Human rights groups have called on the Zimbabwean government to ensure access to clean water amid tightening COVID-19 lockdown restrictions across the country.
The Zimbabwe Human rights NGO Forum (HR Forum) has expressed concern that the latest national lockdown, implemented 5 January, could further exacerbate “a lack of basic amenities such as water and health services”, and calls on the government to provide vulnerable communities with “food aid packages, allowances, and grants in addition to potable water”.
Severe drought in recent years and a decrepit water infrastructure as well as widespread corruption have led to critical restrictions in access to clean water across the country.
The water crisis is causing extensive and deadly outbreaks of diarrhoea, and contributing to the further spread of the coronavirus as people converge on water boreholes. Compliance with basic hygiene guidelines is also impossible in the absence of clean water.
While broadly supportive of the lockdown, the HR Forum raises serious concerns “with the likely possibility of human rights abuses being perpetrated by State security forces” in its enforcement. It cited experiences from last year’s lockdown, which included “incidents of abductions, assaults and torture, arbitrary arrests, and attacks against journalists (as well as) the use of disproportionate force against civilians and cases of solicited bribes”.
This comes as the government reintroduces a dusk-to-dawn curfew and implements bans on traditional funerals believed to be increasing the spread of the virus, which has spiked recently as thousands of Zimbabweans returned home from South Africa for Christmas.

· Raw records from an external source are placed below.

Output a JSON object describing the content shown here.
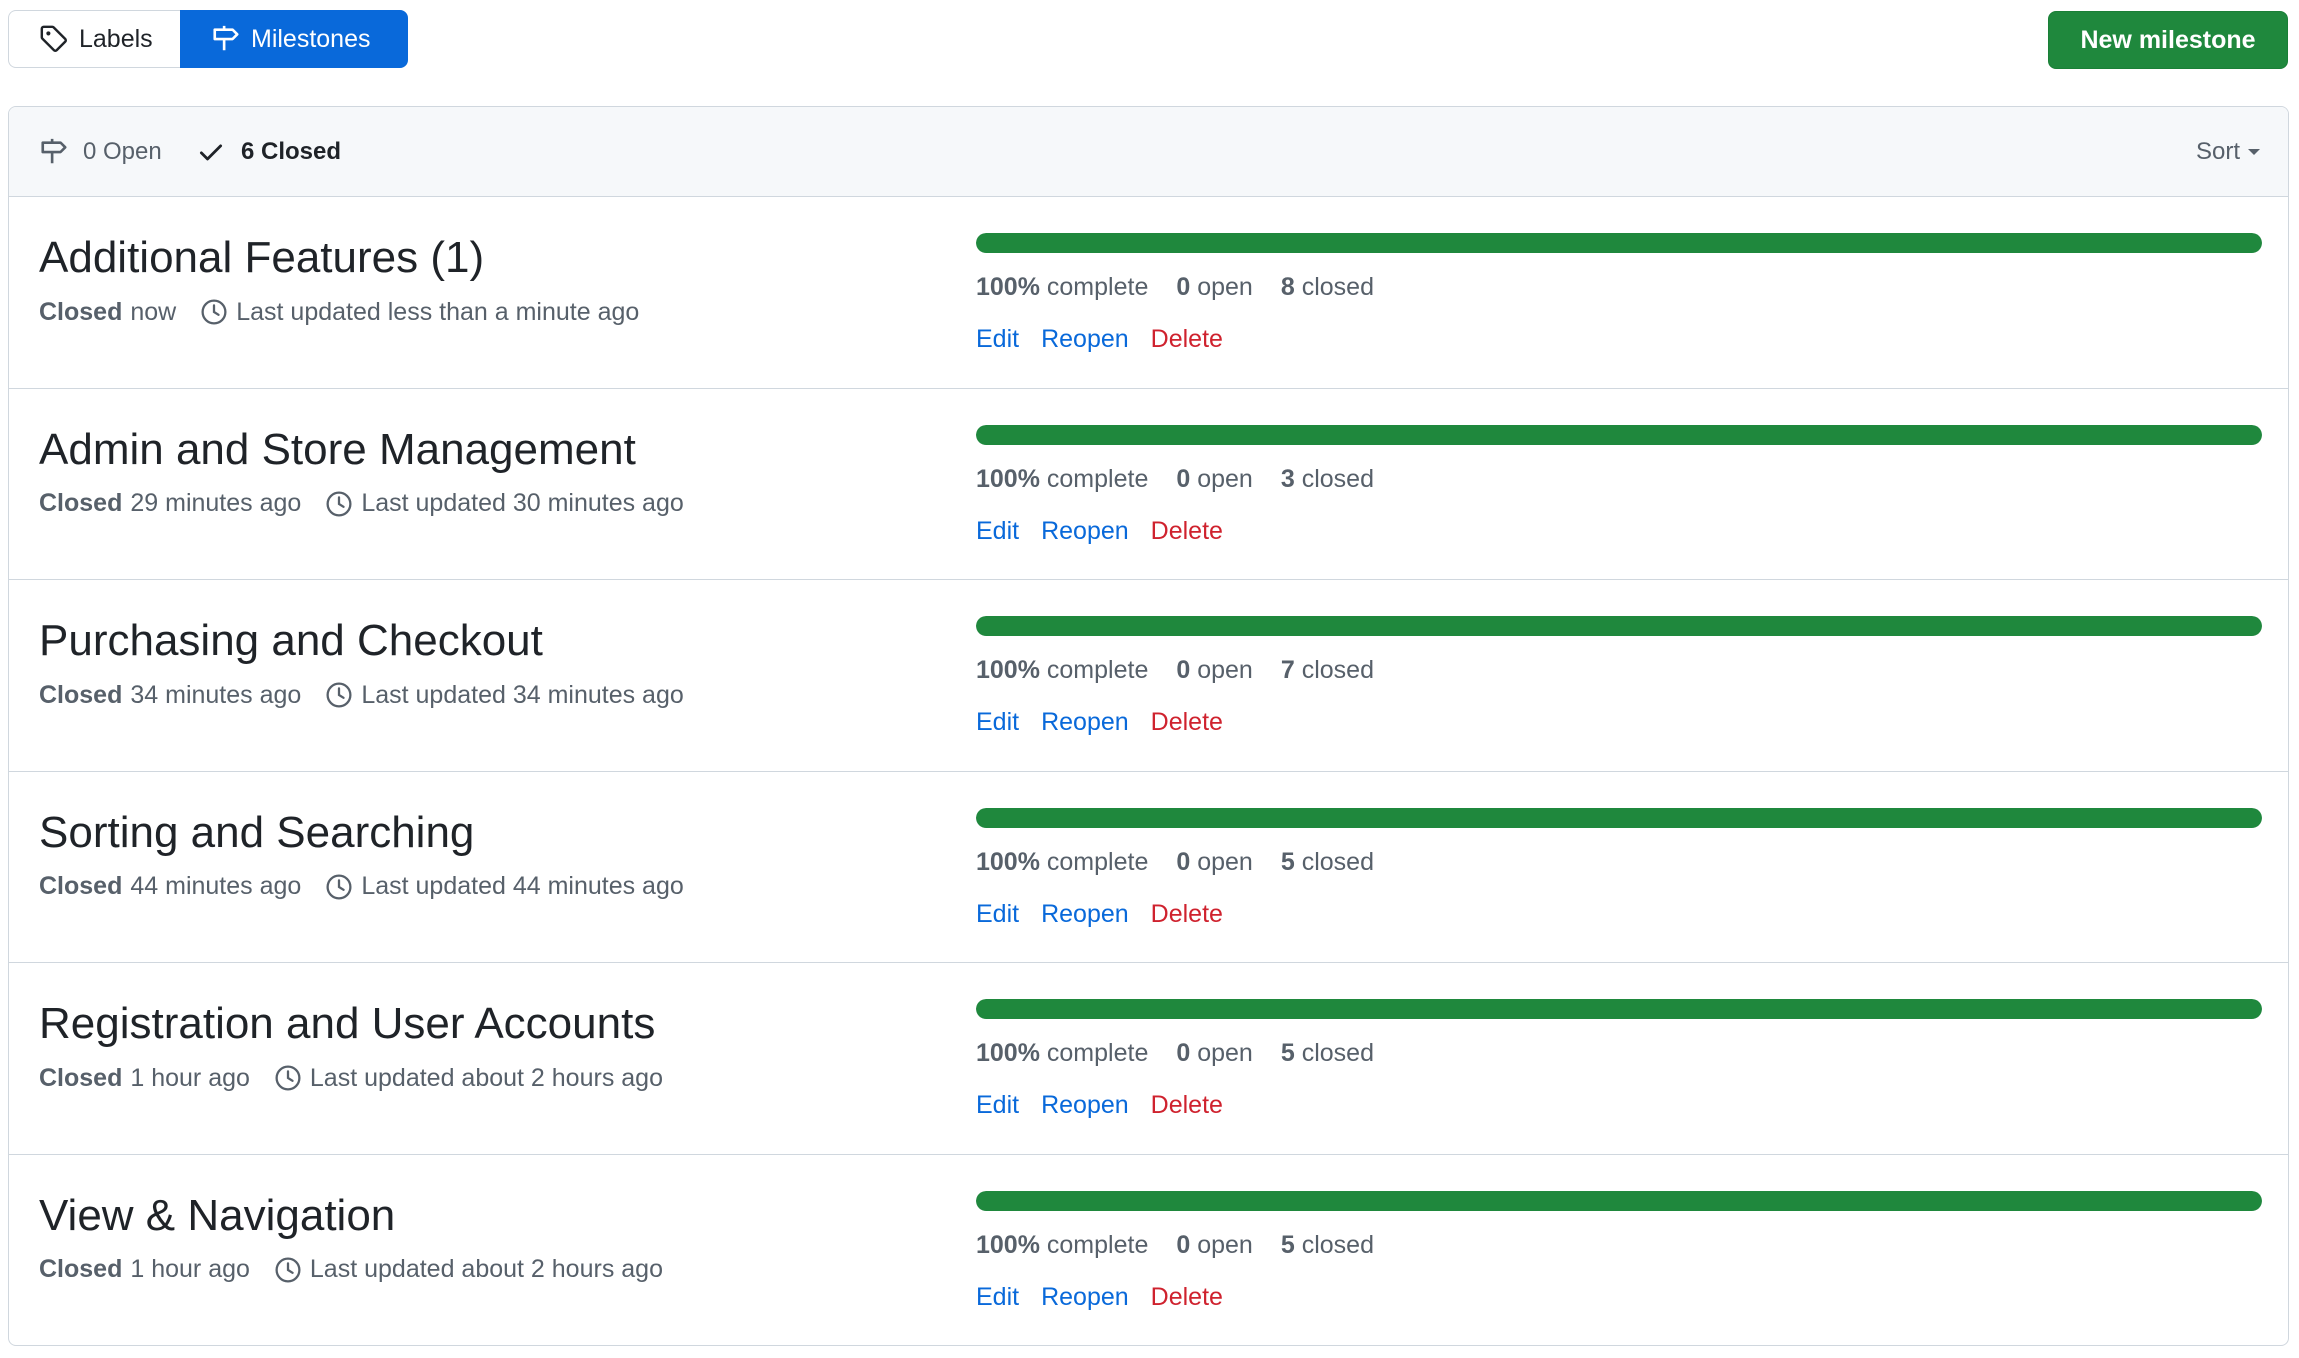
{
  "nav": {
    "labels_tab": "Labels",
    "milestones_tab": "Milestones",
    "new_milestone_button": "New milestone"
  },
  "filters": {
    "open_label": "0 Open",
    "closed_label": "6 Closed",
    "sort_label": "Sort"
  },
  "colors": {
    "accent": "#0969da",
    "primary_button": "#1f883d",
    "progress": "#1f883d",
    "danger": "#cf222e"
  },
  "milestones": [
    {
      "title": "Additional Features (1)",
      "closed_label": "Closed",
      "closed_when": "now",
      "updated": "Last updated less than a minute ago",
      "progress_percent": 100,
      "complete": "100%",
      "complete_label": "complete",
      "open_count": "0",
      "open_label": "open",
      "closed_count": "8",
      "closed_count_label": "closed",
      "edit": "Edit",
      "reopen": "Reopen",
      "delete": "Delete"
    },
    {
      "title": "Admin and Store Management",
      "closed_label": "Closed",
      "closed_when": "29 minutes ago",
      "updated": "Last updated 30 minutes ago",
      "progress_percent": 100,
      "complete": "100%",
      "complete_label": "complete",
      "open_count": "0",
      "open_label": "open",
      "closed_count": "3",
      "closed_count_label": "closed",
      "edit": "Edit",
      "reopen": "Reopen",
      "delete": "Delete"
    },
    {
      "title": "Purchasing and Checkout",
      "closed_label": "Closed",
      "closed_when": "34 minutes ago",
      "updated": "Last updated 34 minutes ago",
      "progress_percent": 100,
      "complete": "100%",
      "complete_label": "complete",
      "open_count": "0",
      "open_label": "open",
      "closed_count": "7",
      "closed_count_label": "closed",
      "edit": "Edit",
      "reopen": "Reopen",
      "delete": "Delete"
    },
    {
      "title": "Sorting and Searching",
      "closed_label": "Closed",
      "closed_when": "44 minutes ago",
      "updated": "Last updated 44 minutes ago",
      "progress_percent": 100,
      "complete": "100%",
      "complete_label": "complete",
      "open_count": "0",
      "open_label": "open",
      "closed_count": "5",
      "closed_count_label": "closed",
      "edit": "Edit",
      "reopen": "Reopen",
      "delete": "Delete"
    },
    {
      "title": "Registration and User Accounts",
      "closed_label": "Closed",
      "closed_when": "1 hour ago",
      "updated": "Last updated about 2 hours ago",
      "progress_percent": 100,
      "complete": "100%",
      "complete_label": "complete",
      "open_count": "0",
      "open_label": "open",
      "closed_count": "5",
      "closed_count_label": "closed",
      "edit": "Edit",
      "reopen": "Reopen",
      "delete": "Delete"
    },
    {
      "title": "View & Navigation",
      "closed_label": "Closed",
      "closed_when": "1 hour ago",
      "updated": "Last updated about 2 hours ago",
      "progress_percent": 100,
      "complete": "100%",
      "complete_label": "complete",
      "open_count": "0",
      "open_label": "open",
      "closed_count": "5",
      "closed_count_label": "closed",
      "edit": "Edit",
      "reopen": "Reopen",
      "delete": "Delete"
    }
  ]
}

The authorities believe this brought a new, more infectious, South African variant of the virus into the country.